• [YOUR INSTRUCTIONS]:
Looking at the data below, report how many lines contain "book", with no other words.

(Items listed in a dataset)
□ □ □
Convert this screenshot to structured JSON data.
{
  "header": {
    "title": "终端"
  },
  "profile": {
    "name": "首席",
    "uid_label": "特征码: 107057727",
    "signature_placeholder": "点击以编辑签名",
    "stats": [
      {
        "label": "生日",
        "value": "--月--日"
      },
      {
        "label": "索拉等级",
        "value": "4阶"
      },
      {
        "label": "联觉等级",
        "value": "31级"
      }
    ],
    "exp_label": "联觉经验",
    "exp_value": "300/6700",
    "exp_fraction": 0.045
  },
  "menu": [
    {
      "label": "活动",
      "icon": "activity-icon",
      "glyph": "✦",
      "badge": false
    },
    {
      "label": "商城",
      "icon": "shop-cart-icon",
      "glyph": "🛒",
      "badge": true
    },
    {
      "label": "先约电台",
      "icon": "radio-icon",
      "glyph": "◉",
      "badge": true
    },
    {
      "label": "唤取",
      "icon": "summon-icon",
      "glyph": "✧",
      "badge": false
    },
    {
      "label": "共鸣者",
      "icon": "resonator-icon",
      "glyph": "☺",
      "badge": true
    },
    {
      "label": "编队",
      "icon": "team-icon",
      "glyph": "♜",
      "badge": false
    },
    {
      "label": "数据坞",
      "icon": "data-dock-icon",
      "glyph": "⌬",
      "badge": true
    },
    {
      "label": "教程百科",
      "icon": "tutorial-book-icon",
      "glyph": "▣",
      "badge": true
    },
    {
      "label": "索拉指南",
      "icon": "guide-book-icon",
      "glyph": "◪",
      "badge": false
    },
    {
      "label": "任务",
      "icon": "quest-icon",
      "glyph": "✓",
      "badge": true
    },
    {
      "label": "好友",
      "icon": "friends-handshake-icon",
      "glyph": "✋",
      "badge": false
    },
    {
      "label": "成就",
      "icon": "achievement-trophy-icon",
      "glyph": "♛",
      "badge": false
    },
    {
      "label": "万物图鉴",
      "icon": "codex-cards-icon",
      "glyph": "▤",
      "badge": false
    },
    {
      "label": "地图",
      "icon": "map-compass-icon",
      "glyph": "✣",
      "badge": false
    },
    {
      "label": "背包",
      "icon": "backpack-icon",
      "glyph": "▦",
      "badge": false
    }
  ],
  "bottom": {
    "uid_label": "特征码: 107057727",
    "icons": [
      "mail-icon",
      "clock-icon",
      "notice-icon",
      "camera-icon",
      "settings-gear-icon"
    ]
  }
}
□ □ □
• [ANSWER]:
2